**Directions**
Looking through the records that follow, determine how many lines contain "editor" and reply with that number alone.

**Data shown**
===

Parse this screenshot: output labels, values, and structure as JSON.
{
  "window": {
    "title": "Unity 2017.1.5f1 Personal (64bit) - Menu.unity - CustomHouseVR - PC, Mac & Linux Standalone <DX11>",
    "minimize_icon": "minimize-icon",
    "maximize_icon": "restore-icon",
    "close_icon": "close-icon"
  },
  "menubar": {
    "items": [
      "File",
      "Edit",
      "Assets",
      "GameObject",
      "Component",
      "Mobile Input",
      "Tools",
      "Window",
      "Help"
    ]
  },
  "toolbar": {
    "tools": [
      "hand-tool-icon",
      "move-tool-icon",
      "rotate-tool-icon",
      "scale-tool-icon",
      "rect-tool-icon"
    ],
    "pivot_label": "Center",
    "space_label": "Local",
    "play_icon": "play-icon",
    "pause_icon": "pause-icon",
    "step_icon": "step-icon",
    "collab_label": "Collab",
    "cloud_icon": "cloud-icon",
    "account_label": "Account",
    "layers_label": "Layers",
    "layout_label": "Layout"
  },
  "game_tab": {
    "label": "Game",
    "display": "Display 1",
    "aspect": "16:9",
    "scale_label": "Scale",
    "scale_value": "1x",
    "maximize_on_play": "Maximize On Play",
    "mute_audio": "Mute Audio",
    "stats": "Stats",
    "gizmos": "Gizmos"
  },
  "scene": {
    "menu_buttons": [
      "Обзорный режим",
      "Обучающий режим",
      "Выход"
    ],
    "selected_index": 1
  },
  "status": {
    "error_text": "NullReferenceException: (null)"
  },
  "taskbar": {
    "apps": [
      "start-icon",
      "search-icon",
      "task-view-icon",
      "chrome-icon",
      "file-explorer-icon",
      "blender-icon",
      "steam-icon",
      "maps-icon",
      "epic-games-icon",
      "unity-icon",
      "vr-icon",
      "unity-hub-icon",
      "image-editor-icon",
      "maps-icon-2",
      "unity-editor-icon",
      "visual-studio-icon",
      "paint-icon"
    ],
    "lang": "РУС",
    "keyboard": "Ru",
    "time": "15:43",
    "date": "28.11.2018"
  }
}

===

**Written response**
2